WHAT THE TASK ASKS
Retype the whole listing that follows, line for line.

TASK MATERIAL
──────────────────────────────

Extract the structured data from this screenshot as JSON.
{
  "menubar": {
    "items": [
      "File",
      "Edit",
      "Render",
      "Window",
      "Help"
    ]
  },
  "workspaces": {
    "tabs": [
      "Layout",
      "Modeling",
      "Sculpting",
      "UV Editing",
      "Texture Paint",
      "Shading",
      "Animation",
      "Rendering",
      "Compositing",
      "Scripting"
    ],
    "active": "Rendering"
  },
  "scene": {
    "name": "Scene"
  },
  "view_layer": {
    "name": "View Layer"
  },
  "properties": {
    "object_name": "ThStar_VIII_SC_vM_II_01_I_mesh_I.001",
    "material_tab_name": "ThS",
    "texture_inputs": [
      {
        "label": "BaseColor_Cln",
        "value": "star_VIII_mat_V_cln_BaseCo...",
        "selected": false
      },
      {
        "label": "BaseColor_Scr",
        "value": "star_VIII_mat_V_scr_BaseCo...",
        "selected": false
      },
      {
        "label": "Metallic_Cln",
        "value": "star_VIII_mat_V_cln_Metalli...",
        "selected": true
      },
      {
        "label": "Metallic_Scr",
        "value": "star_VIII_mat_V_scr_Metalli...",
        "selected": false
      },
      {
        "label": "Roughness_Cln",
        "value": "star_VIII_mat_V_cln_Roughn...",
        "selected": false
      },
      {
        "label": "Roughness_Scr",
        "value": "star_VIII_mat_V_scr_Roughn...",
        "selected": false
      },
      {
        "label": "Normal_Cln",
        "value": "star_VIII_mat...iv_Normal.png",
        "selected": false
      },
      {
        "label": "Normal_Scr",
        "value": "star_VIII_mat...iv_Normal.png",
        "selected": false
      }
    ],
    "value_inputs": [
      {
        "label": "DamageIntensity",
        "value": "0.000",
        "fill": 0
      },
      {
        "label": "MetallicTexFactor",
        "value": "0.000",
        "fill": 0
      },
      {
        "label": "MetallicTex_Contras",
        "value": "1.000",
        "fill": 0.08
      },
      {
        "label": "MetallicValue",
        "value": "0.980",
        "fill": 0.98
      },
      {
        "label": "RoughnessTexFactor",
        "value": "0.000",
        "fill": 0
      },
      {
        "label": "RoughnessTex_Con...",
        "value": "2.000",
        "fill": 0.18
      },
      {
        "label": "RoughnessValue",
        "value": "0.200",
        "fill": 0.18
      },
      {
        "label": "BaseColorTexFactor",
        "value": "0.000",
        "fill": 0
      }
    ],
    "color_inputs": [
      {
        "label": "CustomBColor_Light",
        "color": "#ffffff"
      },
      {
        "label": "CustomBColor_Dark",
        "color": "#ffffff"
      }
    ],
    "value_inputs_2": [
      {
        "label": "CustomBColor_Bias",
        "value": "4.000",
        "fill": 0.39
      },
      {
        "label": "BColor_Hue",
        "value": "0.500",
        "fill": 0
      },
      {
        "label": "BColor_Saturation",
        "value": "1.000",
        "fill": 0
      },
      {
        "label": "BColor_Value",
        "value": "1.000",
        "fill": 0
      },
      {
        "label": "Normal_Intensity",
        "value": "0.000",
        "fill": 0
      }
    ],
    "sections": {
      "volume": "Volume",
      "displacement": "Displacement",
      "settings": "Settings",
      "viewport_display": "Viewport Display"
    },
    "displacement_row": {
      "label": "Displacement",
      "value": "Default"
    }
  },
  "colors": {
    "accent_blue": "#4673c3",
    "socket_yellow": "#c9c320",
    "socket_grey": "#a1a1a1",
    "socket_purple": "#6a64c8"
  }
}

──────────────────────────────

EXPECTED ANSWER
Extract the structured data from this screenshot as JSON.
{
  "menubar": {
    "items": [
      "File",
      "Edit",
      "Render",
      "Window",
      "Help"
    ]
  },
  "workspaces": {
    "tabs": [
      "Layout",
      "Modeling",
      "Sculpting",
      "UV Editing",
      "Texture Paint",
      "Shading",
      "Animation",
      "Rendering",
      "Compositing",
      "Scripting"
    ],
    "active": "Rendering"
  },
  "scene": {
    "name": "Scene"
  },
  "view_layer": {
    "name": "View Layer"
  },
  "properties": {
    "object_name": "ThStar_VIII_SC_vM_II_01_I_mesh_I.001",
    "material_tab_name": "ThS",
    "texture_inputs": [
      {
        "label": "BaseColor_Cln",
        "value": "star_VIII_mat_V_cln_BaseCo...",
        "selected": false
      },
      {
        "label": "BaseColor_Scr",
        "value": "star_VIII_mat_V_scr_BaseCo...",
        "selected": false
      },
      {
        "label": "Metallic_Cln",
        "value": "star_VIII_mat_V_cln_Metalli...",
        "selected": true
      },
      {
        "label": "Metallic_Scr",
        "value": "star_VIII_mat_V_scr_Metalli...",
        "selected": false
      },
      {
        "label": "Roughness_Cln",
        "value": "star_VIII_mat_V_cln_Roughn...",
        "selected": false
      },
      {
        "label": "Roughness_Scr",
        "value": "star_VIII_mat_V_scr_Roughn...",
        "selected": false
      },
      {
        "label": "Normal_Cln",
        "value": "star_VIII_mat...iv_Normal.png",
        "selected": false
      },
      {
        "label": "Normal_Scr",
        "value": "star_VIII_mat...iv_Normal.png",
        "selected": false
      }
    ],
    "value_inputs": [
      {
        "label": "DamageIntensity",
        "value": "0.000",
        "fill": 0
      },
      {
        "label": "MetallicTexFactor",
        "value": "0.000",
        "fill": 0
      },
      {
        "label": "MetallicTex_Contras",
        "value": "1.000",
        "fill": 0.08
      },
      {
        "label": "MetallicValue",
        "value": "0.980",
        "fill": 0.98
      },
      {
        "label": "RoughnessTexFactor",
        "value": "0.000",
        "fill": 0
      },
      {
        "label": "RoughnessTex_Con...",
        "value": "2.000",
        "fill": 0.18
      },
      {
        "label": "RoughnessValue",
        "value": "0.200",
        "fill": 0.18
      },
      {
        "label": "BaseColorTexFactor",
        "value": "0.000",
        "fill": 0
      }
    ],
    "color_inputs": [
      {
        "label": "CustomBColor_Light",
        "color": "#ffffff"
      },
      {
        "label": "CustomBColor_Dark",
        "color": "#ffffff"
      }
    ],
    "value_inputs_2": [
      {
        "label": "CustomBColor_Bias",
        "value": "4.000",
        "fill": 0.39
      },
      {
        "label": "BColor_Hue",
        "value": "0.500",
        "fill": 0
      },
      {
        "label": "BColor_Saturation",
        "value": "1.000",
        "fill": 0
      },
      {
        "label": "BColor_Value",
        "value": "1.000",
        "fill": 0
      },
      {
        "label": "Normal_Intensity",
        "value": "0.000",
        "fill": 0
      }
    ],
    "sections": {
      "volume": "Volume",
      "displacement": "Displacement",
      "settings": "Settings",
      "viewport_display": "Viewport Display"
    },
    "displacement_row": {
      "label": "Displacement",
      "value": "Default"
    }
  },
  "colors": {
    "accent_blue": "#4673c3",
    "socket_yellow": "#c9c320",
    "socket_grey": "#a1a1a1",
    "socket_purple": "#6a64c8"
  }
}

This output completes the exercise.